And a charm is only effective when it is spoken or sung, incanted.

medium and message relationship poems

The lyric poem separates and uproots words from the daily flux and flow of living speech but it also delivers them back—spelled, changed, charmed—to the domain of other people. Two opposing forces inhabit the poem: The poem is an original and unique creation, but it is also reading and recitation: The poet creates it; the people, by recitation, re-create it. Poet and reader are two moments of a single reality. A Poet is a Nightingale The transaction between the poet and the reader, those two instances of one reality, depends upon figurative language—figures of speech, figures of thought.

Poetry evokes a language that moves beyond the literal and, consequently, a mode of thinking that moves beyond the literal. It is a collision, a collusion, a compression of two unlike things: It is a transfer of energies, a mode of interpenetration, a matter of identity and difference.

Each of these propositions about the poem depends upon a metaphor: The poem is a capsule where we wrap up our punishable secrets William Carlos Williams. A poem is a well-wrought urn Cleanth Brooksa verbal icon W.

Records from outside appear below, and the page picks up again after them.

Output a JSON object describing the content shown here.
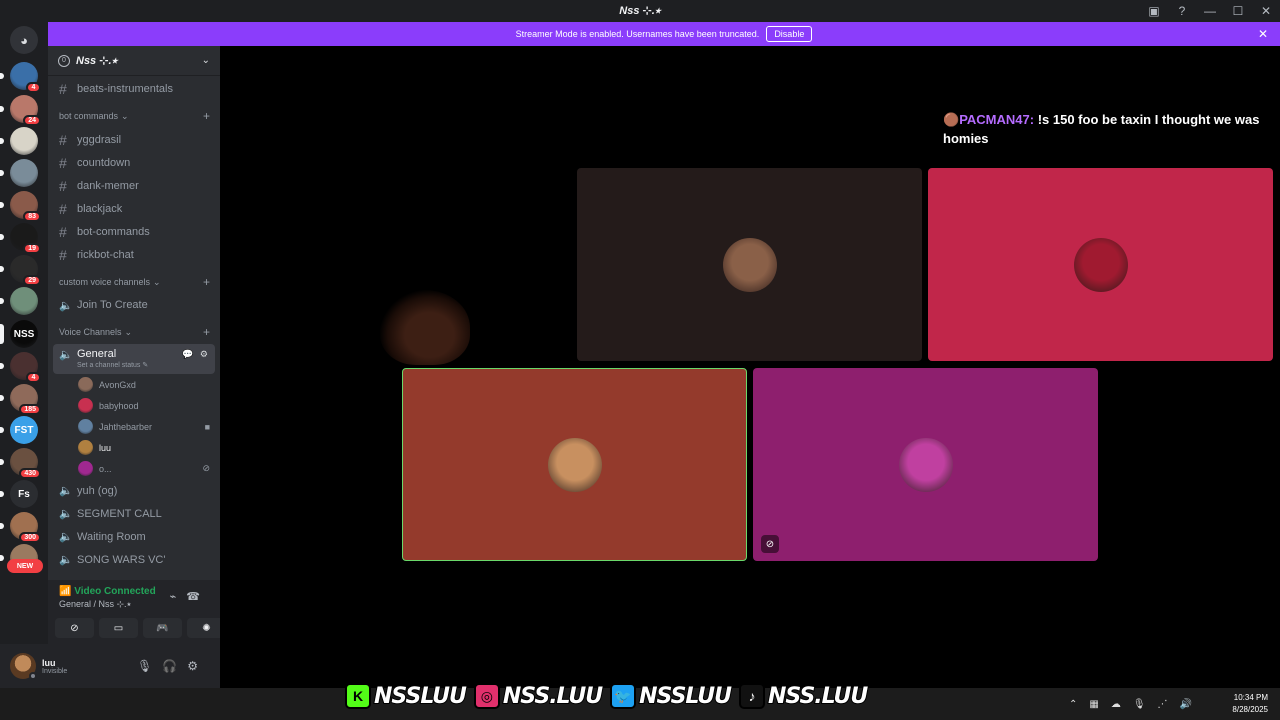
{
  "window": {
    "title": "Nss ⊹.⭑"
  },
  "banner": {
    "text": "Streamer Mode is enabled. Usernames have been truncated.",
    "button": "Disable"
  },
  "servers": [
    {
      "badge": "4",
      "color": "#3a6fa8"
    },
    {
      "badge": "24",
      "color": "#b9786a"
    },
    {
      "badge": "",
      "color": "#d8d4c8"
    },
    {
      "badge": "",
      "color": "#7a8c99"
    },
    {
      "badge": "83",
      "color": "#8a5a4a"
    },
    {
      "badge": "19",
      "color": "#1a1a1a"
    },
    {
      "badge": "29",
      "color": "#2a2a2a"
    },
    {
      "badge": "",
      "color": "#6f8f7a"
    },
    {
      "badge": "",
      "color": "#0a0a0a"
    },
    {
      "badge": "4",
      "color": "#4a3030"
    },
    {
      "badge": "185",
      "color": "#8f6a5a"
    },
    {
      "badge": "",
      "color": "#3aa0e8"
    },
    {
      "badge": "430",
      "color": "#6a5040"
    },
    {
      "badge": "",
      "color": "#2b2d31"
    },
    {
      "badge": "300",
      "color": "#a07050"
    },
    {
      "badge": "",
      "color": "#9a7a60"
    }
  ],
  "server_labels": {
    "fst": "FST",
    "fs": "Fs",
    "nss": "NSS",
    "new": "NEW"
  },
  "guild": {
    "name": "Nss ⊹.⭑",
    "boost": "0"
  },
  "channels": {
    "top": "beats-instrumentals",
    "bot_category": "bot commands",
    "bot": [
      "yggdrasil",
      "countdown",
      "dank-memer",
      "blackjack",
      "bot-commands",
      "rickbot-chat"
    ],
    "custom_category": "custom voice channels",
    "join": "Join To Create",
    "voice_category": "Voice Channels",
    "general": "General",
    "general_status": "Set a channel status",
    "members": [
      {
        "name": "AvonGxd",
        "color": "#8a6a5a"
      },
      {
        "name": "babyhood",
        "color": "#c83050"
      },
      {
        "name": "Jahthebarber",
        "color": "#6080a0"
      },
      {
        "name": "luu",
        "color": "#b08040"
      },
      {
        "name": "o...",
        "color": "#a02890"
      }
    ],
    "voice_rest": [
      "yuh (og)",
      "SEGMENT CALL",
      "Waiting Room",
      "SONG WARS VC'"
    ]
  },
  "voice_panel": {
    "status": "Video Connected",
    "location": "General / Nss ⊹.⭑"
  },
  "user": {
    "name": "luu",
    "status": "Invisible"
  },
  "overlay": {
    "author": "PACMAN47:",
    "message": "!s 150 foo be taxin I thought we was homies"
  },
  "tiles": [
    {
      "bg": "#241b1a",
      "avatar": "#8a6048"
    },
    {
      "bg": "#c1264a",
      "avatar": "#a01a30"
    },
    {
      "bg": "#943a2c",
      "avatar": "#c89060"
    },
    {
      "bg": "#8e1f6e",
      "avatar": "#c040a0"
    }
  ],
  "social": [
    {
      "icon": "K",
      "text": "NSSLUU",
      "color": "#53fc18"
    },
    {
      "icon": "◎",
      "text": "NSS.LUU",
      "color": "#e1306c"
    },
    {
      "icon": "🐦",
      "text": "NSSLUU",
      "color": "#1da1f2"
    },
    {
      "icon": "♪",
      "text": "NSS.LUU",
      "color": "#111111"
    }
  ],
  "taskbar": {
    "time": "10:34 PM",
    "date": "8/28/2025"
  }
}
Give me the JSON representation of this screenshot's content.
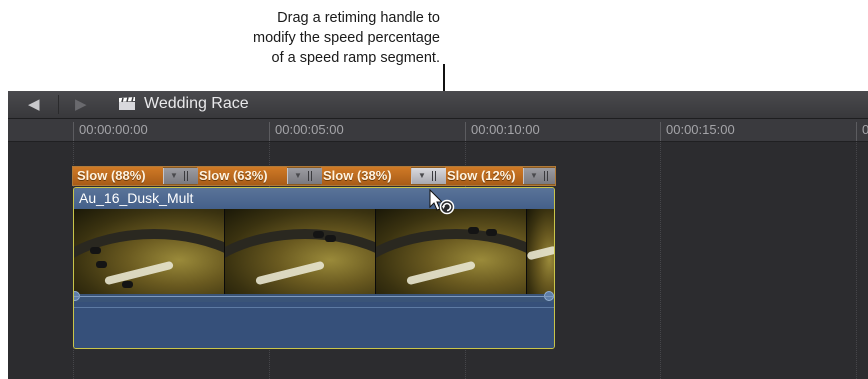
{
  "callout": {
    "lines": [
      "Drag a retiming handle to",
      "modify the speed percentage",
      "of a speed ramp segment."
    ]
  },
  "toolbar": {
    "back_icon": "back-arrow-icon",
    "forward_icon": "forward-arrow-icon",
    "project_icon": "clapperboard-icon",
    "project_title": "Wedding Race"
  },
  "ruler": {
    "timecodes": [
      "00:00:00:00",
      "00:00:05:00",
      "00:00:10:00",
      "00:00:15:00",
      "0"
    ]
  },
  "retime": {
    "segments": [
      "Slow (88%)",
      "Slow (63%)",
      "Slow (38%)",
      "Slow (12%)"
    ]
  },
  "clip": {
    "name": "Au_16_Dusk_Mult"
  },
  "colors": {
    "retime_segment": "#c26d1f",
    "clip_body": "#3a5478",
    "clip_border": "#c9c54a",
    "timeline_bg": "#2c2c2f"
  }
}
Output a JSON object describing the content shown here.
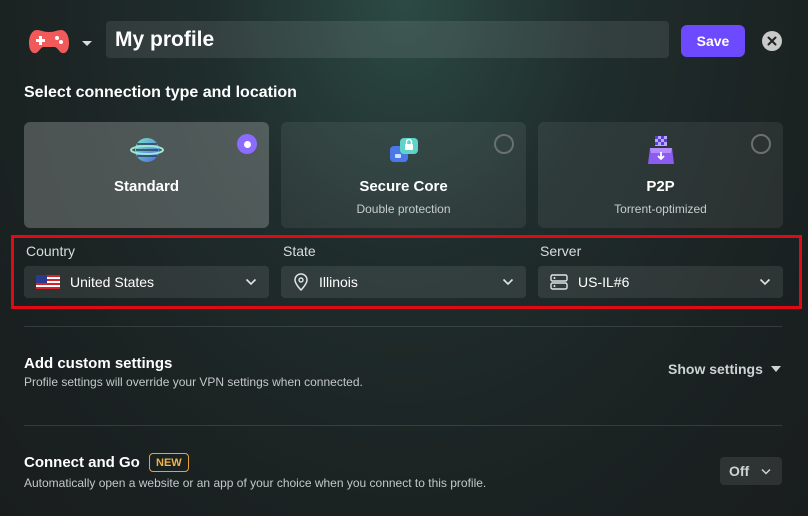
{
  "header": {
    "profile_name": "My profile",
    "save_label": "Save"
  },
  "connection": {
    "section_title": "Select connection type and location",
    "options": [
      {
        "title": "Standard",
        "subtitle": "",
        "selected": true,
        "icon": "globe-icon"
      },
      {
        "title": "Secure Core",
        "subtitle": "Double protection",
        "selected": false,
        "icon": "secure-core-icon"
      },
      {
        "title": "P2P",
        "subtitle": "Torrent-optimized",
        "selected": false,
        "icon": "p2p-icon"
      }
    ]
  },
  "location": {
    "country_label": "Country",
    "country_value": "United States",
    "state_label": "State",
    "state_value": "Illinois",
    "server_label": "Server",
    "server_value": "US-IL#6"
  },
  "custom_settings": {
    "title": "Add custom settings",
    "description": "Profile settings will override your VPN settings when connected.",
    "toggle_label": "Show settings"
  },
  "connect_and_go": {
    "title": "Connect and Go",
    "badge": "NEW",
    "description": "Automatically open a website or an app of your choice when you connect to this profile.",
    "value": "Off"
  },
  "colors": {
    "accent": "#6d4aff",
    "radio_selected": "#8b6cff",
    "highlight": "#e00a14",
    "badge": "#e8a23a"
  }
}
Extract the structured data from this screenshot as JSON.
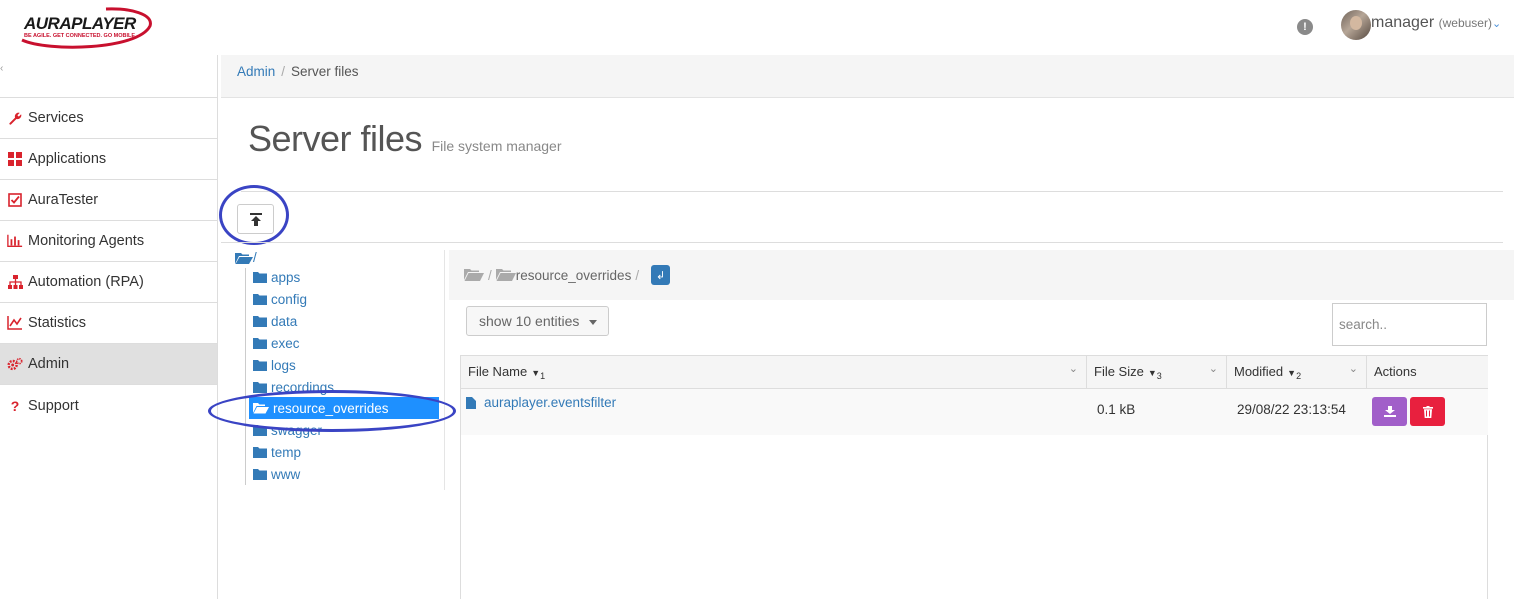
{
  "header": {
    "logo_text": "AURAPLAYER",
    "logo_tagline": "BE AGILE. GET CONNECTED. GO MOBILE",
    "alert_glyph": "!",
    "user_name": "manager",
    "user_role": "(webuser)",
    "user_chevron": "⌄"
  },
  "sidebar": {
    "toggle": "‹",
    "items": [
      {
        "label": "Services",
        "icon": "wrench-icon",
        "glyph": "🔧"
      },
      {
        "label": "Applications",
        "icon": "grid-icon",
        "glyph": "▦"
      },
      {
        "label": "AuraTester",
        "icon": "checkbox-icon",
        "glyph": "☑"
      },
      {
        "label": "Monitoring Agents",
        "icon": "bar-chart-icon",
        "glyph": "▥"
      },
      {
        "label": "Automation (RPA)",
        "icon": "sitemap-icon",
        "glyph": "⊞"
      },
      {
        "label": "Statistics",
        "icon": "line-chart-icon",
        "glyph": "⟋"
      },
      {
        "label": "Admin",
        "icon": "cogs-icon",
        "glyph": "⚙"
      },
      {
        "label": "Support",
        "icon": "question-icon",
        "glyph": "?"
      }
    ],
    "active": "Admin",
    "accent_color": "#d9232d"
  },
  "breadcrumb": {
    "parent": "Admin",
    "separator": "/",
    "current": "Server files"
  },
  "page": {
    "title": "Server files",
    "subtitle": "File system manager"
  },
  "tree": {
    "root": "/",
    "folders": [
      "apps",
      "config",
      "data",
      "exec",
      "logs",
      "recordings",
      "resource_overrides",
      "swagger",
      "temp",
      "www"
    ],
    "selected": "resource_overrides"
  },
  "path_bar": {
    "segments": [
      "resource_overrides"
    ],
    "separator": "/",
    "up_glyph": "↲"
  },
  "table_controls": {
    "length_label": "show 10 entities",
    "search_placeholder": "search.."
  },
  "table": {
    "columns": [
      {
        "label": "File Name",
        "sort_order": "1"
      },
      {
        "label": "File Size",
        "sort_order": "3"
      },
      {
        "label": "Modified",
        "sort_order": "2"
      },
      {
        "label": "Actions",
        "sort_order": ""
      }
    ],
    "rows": [
      {
        "name": "auraplayer.eventsfilter",
        "size": "0.1 kB",
        "modified": "29/08/22 23:13:54"
      }
    ]
  },
  "colors": {
    "link": "#337ab7",
    "selected_folder": "#1e90ff",
    "download_button": "#a15fc9",
    "delete_button": "#e8203e",
    "annotation_circle": "#3a44c4"
  }
}
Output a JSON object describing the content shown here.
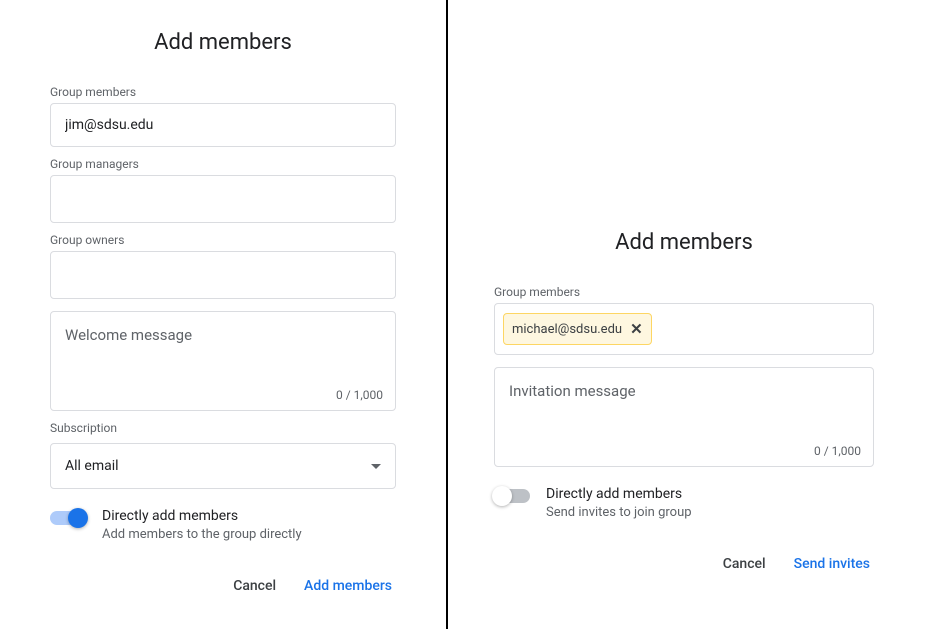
{
  "left": {
    "title": "Add members",
    "group_members_label": "Group members",
    "group_members_value": "jim@sdsu.edu",
    "group_managers_label": "Group managers",
    "group_managers_value": "",
    "group_owners_label": "Group owners",
    "group_owners_value": "",
    "welcome_placeholder": "Welcome message",
    "char_count": "0 / 1,000",
    "subscription_label": "Subscription",
    "subscription_value": "All email",
    "toggle_title": "Directly add members",
    "toggle_sub": "Add members to the group directly",
    "cancel": "Cancel",
    "primary": "Add members"
  },
  "right": {
    "title": "Add members",
    "group_members_label": "Group members",
    "chip_email": "michael@sdsu.edu",
    "chip_close": "✕",
    "invitation_placeholder": "Invitation message",
    "char_count": "0 / 1,000",
    "toggle_title": "Directly add members",
    "toggle_sub": "Send invites to join group",
    "cancel": "Cancel",
    "primary": "Send invites"
  }
}
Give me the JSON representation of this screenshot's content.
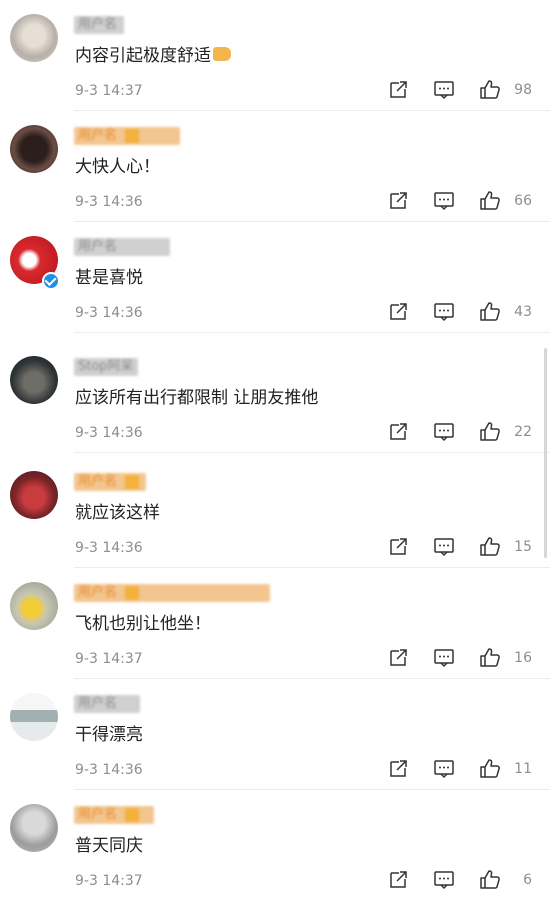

A poem is a walk A. Ammons ; a poem is a meteor Wallace Stevens. A poem might be called a pseudoperson. Like a person it is unique and addresses the reader personally W.

A poem is a hand, a hook, a prayer. It is a soul in action. What did he mean then? This book tries to tease out the implications. What especially concerns me here is how the reader actively participates in the making of meaning through metaphor, in thinking through the relation of unlike things. How do we apprehend these previously unapprehended or forgotten relations: The meaning emerges as part of a collaboration between writer and reader.

The singing of a nightingale becomes a metaphor for writing poetry here, and listening to that bird that natural music becomes a metaphor for reading it. And yet they are brought into mysterious visionary relation. Through this dynamic and creative exchange the poem ultimately engages us in something deeper than intellect and emotion. And through this ongoing process the reader becomes more deeply initiated into the sacred mysteries of poetry. Read More Epic, Drama, Lyric: Be Plural Like the Universe!

There is a lively history of poetry, and poetry keeps engaging, fulfilling, and transgressing that history. Literary works have conventionally been divided into three generic types or classes, dependent upon who is supposedly speaking: All were radically presentational: The genres do not separate out with such essential facility, and, if we closely analyze what they are made of, we shall find that from lyric poetry to dramatic there is one continuous gradation.

In effect, and going right to the origins of dramatic poetry—Aeschylus, for instance—it will be nearer the truth to say that what we encounter is lyric poetry put into the mouths of different characters. They have blurred, transmuted, crossed boundaries.